Accusations that chlorine gas has been used by Syrian government forces are to be investigated by chemical weapons inspectors.
Activists say canisters have been dropped in barrel bombs from helicopters – claims denied by Damascus.
The Organisation for the Prohibition of Chemical Weapons (OPCW) is to send a fact-finding mission, saying that President Bashar al-Assad’s government had agreed to accept the mission and had promised to provide security in areas under its control.
“The mission will carry out its work in the most challenging circumstances,” the OPCW said, referring to the three-year-old conflict between Assad’s forces and rebels. It gave no exact date for the mission but said it would take place soon.
Accusations by rebels and Syrian activist of at least three separate chlorine gas attacks by Assad’s forces in the last month have exposed the limits of a deal which Assad agreed last year for the destruction of his chemical arsenal.
The accord followed a sarin gas attack on rebel-held outskirts of Damascus last August in which hundreds of people were killed. Washington and its allies blamed Assad’s forces for the attack, but Damascus authorities said rebels carried it out to try to force Western military intervention.
Damascus has now shipped out or destroyed 92 percent of the chemicals it pledged to eliminate.
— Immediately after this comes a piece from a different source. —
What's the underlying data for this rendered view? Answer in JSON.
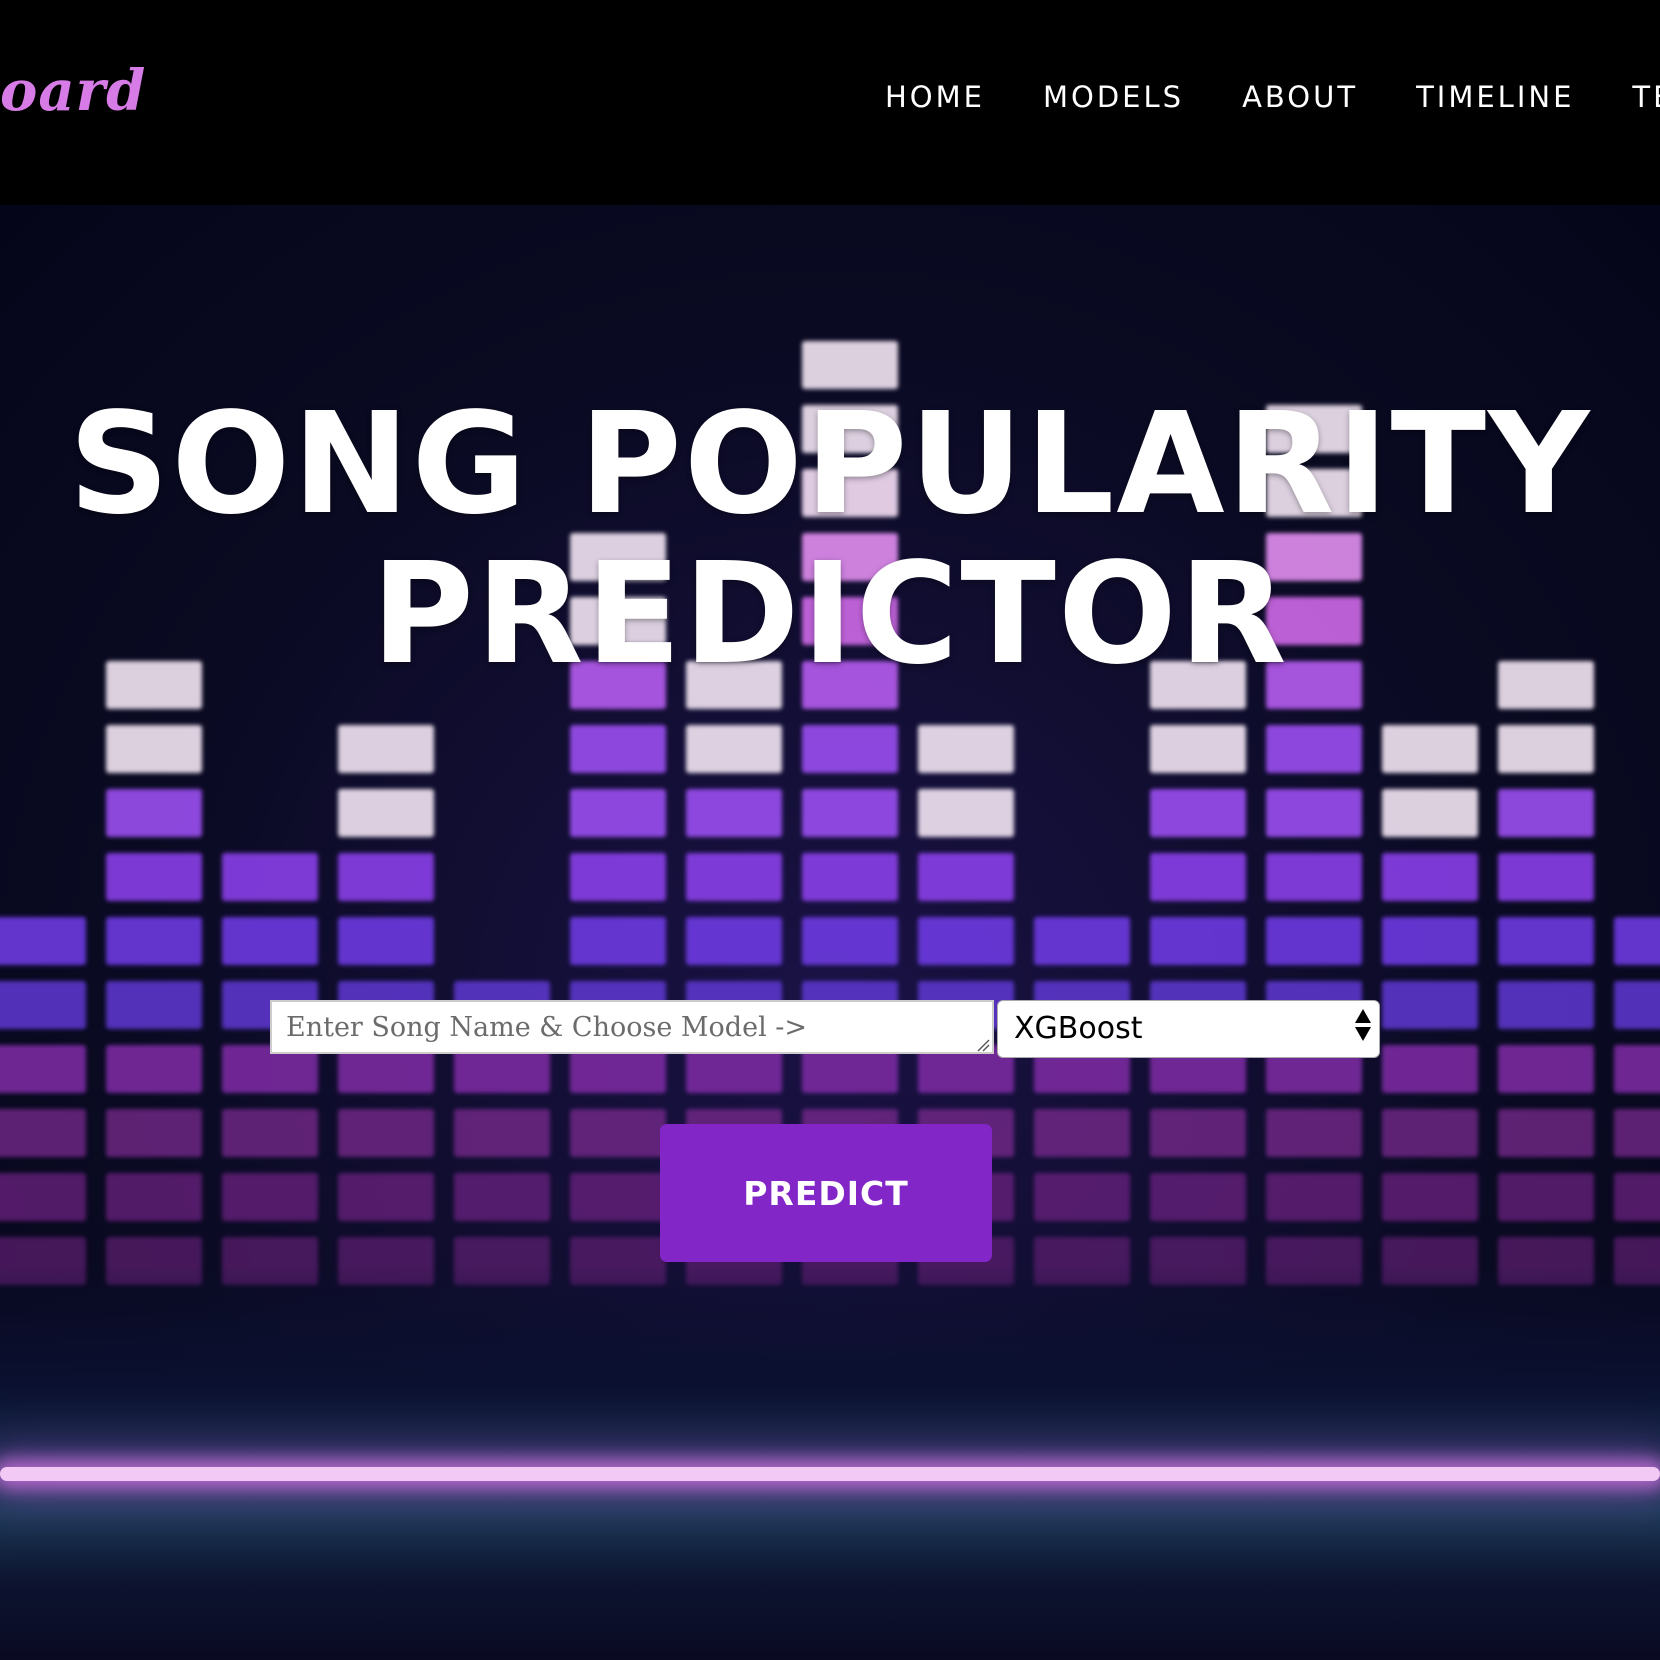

However chlorine, which also has many industrial uses, was never included in the list submitted to the OPCW.
Videos released by activists of chlorine gas canisters they said were dropped in barrel bombs from Syrian military helicopters could not be verified by Reuters but analysts say the pattern of attacks suggest a coordinated campaign with growing evidence of government responsibility.
The US State Department said last week that if Syrian authorities used chlorine gas with the intent to kill or harm this would violate the Chemical Weapons Convention (CWC), which it joined as part of last year’s agreement.
Meanwhile the Syrian military have been accused of raining dozens of barrel bombs containing metal and explosives on Aleppo, causing massive casualties.
Unverified amateur pictures uploaded to the internet are all said to show the aftermath of an attack on Sunday.
They were purportedly filmed in several districts of the northern city.
President al-Assad’s forces have stepped up their bombardments in the region after making gains in Damascus and central Syria.
On Tuesday dozens of people were reported killed in a series of attacks on government-held areas in Homs and in the capital, where an education complex was hit.